I have been Chairman of the Annan Royal Burgh Fisherman’s Association for many years and I am the netsman representative on the Annan Salmon Fishery Board. I enjoy the roles because I am passionate about protecting the heritage of haaf netting in Annan and there have been many pressures on the Burgh nets over the years which needed defending. Conservation legislation has now stopped the Stake and Poke nets from fishing and only thirty Haaf net licences are currently taken out. Haaf netting is the only form of fishing under the Royal Charter which can fish catch and release. Not only can we fish catch and release but we can do so with practically zero mortality compared with the recognised 10% angling mortality. The river Annan and fishing district is deemed to be a grade three area under the Marine Scotland conservation formula resulting in compulsory catch and release for salmon. However, for the past three seasons we have had special dispensation from Marine Scotland to catch three salmon per man for scientific sampling. This scheme has now ended. Over many years the haaf netsmen have been pro-active in conserving fish stocks. We stopped fishing for spring salmon long before anglers and Scottish legislation put restrictions in place. We also restrict the number of trout that can be caught to two per man per tide. A number of years back when trout numbers seemed in crisis we even stopped taking trout for two seasons. We appreciate the need for fish conservation but haaf netting also needs conserving.
Fishing effort has fallen greatly over the years and haaf netting is no longer commercial. Most of the current fishermen are sixty plus. Unless we can attract the next generation there is a grave danger that the skills and local knowledge needed to haaf will not be passed on and this historic method of fishing will die out. We are doing what we can to promote our fishery but unless the government grant us a minimal kill, as an incentive to keep fishing, it will be difficult for haaf netting to continue as a living tradition. It would be ironic indeed, if under a Scottish government which promotes the special character of Scotland and wants independence, the nation was to lose one of its oldest, historic and most unique forms of fishing.

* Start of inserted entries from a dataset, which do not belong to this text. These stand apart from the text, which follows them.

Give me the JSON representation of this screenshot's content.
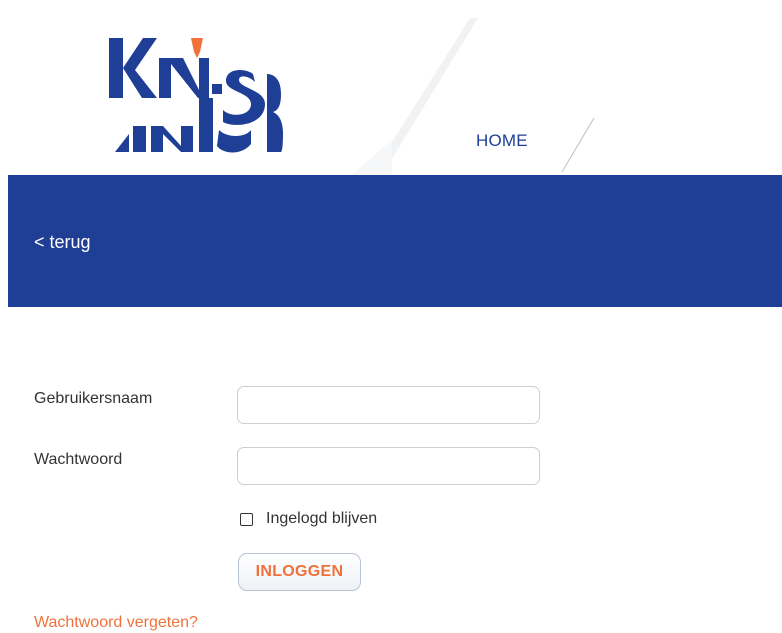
{
  "header": {
    "logo_text": "KNSB",
    "nav": {
      "home_label": "HOME"
    }
  },
  "banner": {
    "back_label": "< terug"
  },
  "login_form": {
    "username_label": "Gebruikersnaam",
    "username_value": "",
    "password_label": "Wachtwoord",
    "password_value": "",
    "remember_label": "Ingelogd blijven",
    "remember_checked": false,
    "submit_label": "INLOGGEN",
    "forgot_label": "Wachtwoord vergeten?"
  },
  "colors": {
    "brand_blue": "#1f3f96",
    "accent_orange": "#f0713a"
  }
}
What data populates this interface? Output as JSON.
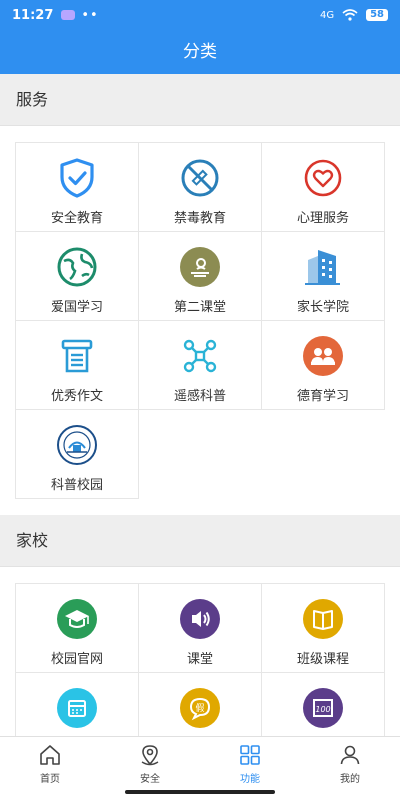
{
  "status": {
    "time": "11:27",
    "dots": "••",
    "signal": "4G",
    "battery": "58"
  },
  "header": {
    "title": "分类"
  },
  "sections": [
    {
      "title": "服务",
      "items": [
        {
          "label": "安全教育",
          "icon": "shield-check-icon"
        },
        {
          "label": "禁毒教育",
          "icon": "no-syringe-icon"
        },
        {
          "label": "心理服务",
          "icon": "heart-icon"
        },
        {
          "label": "爱国学习",
          "icon": "globe-icon"
        },
        {
          "label": "第二课堂",
          "icon": "classroom-icon"
        },
        {
          "label": "家长学院",
          "icon": "building-icon"
        },
        {
          "label": "优秀作文",
          "icon": "document-icon"
        },
        {
          "label": "遥感科普",
          "icon": "drone-icon"
        },
        {
          "label": "德育学习",
          "icon": "people-icon"
        },
        {
          "label": "科普校园",
          "icon": "school-logo-icon"
        }
      ]
    },
    {
      "title": "家校",
      "items": [
        {
          "label": "校园官网",
          "icon": "graduation-cap-icon"
        },
        {
          "label": "课堂",
          "icon": "speaker-icon"
        },
        {
          "label": "班级课程",
          "icon": "book-icon"
        },
        {
          "label": "",
          "icon": "calendar-icon"
        },
        {
          "label": "",
          "icon": "leave-icon"
        },
        {
          "label": "",
          "icon": "score-icon"
        }
      ]
    }
  ],
  "tabbar": [
    {
      "label": "首页",
      "icon": "home-icon"
    },
    {
      "label": "安全",
      "icon": "location-icon"
    },
    {
      "label": "功能",
      "icon": "grid-icon",
      "active": true
    },
    {
      "label": "我的",
      "icon": "person-icon"
    }
  ],
  "colors": {
    "primary": "#2f8ff0",
    "green": "#2a9d58",
    "purple": "#5b3d8a",
    "gold": "#e0a800",
    "cyan": "#2ac3e6"
  }
}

Are you interested in taking up a Haaf Net Licence? Find out more and APPLY HERE
Project funded by: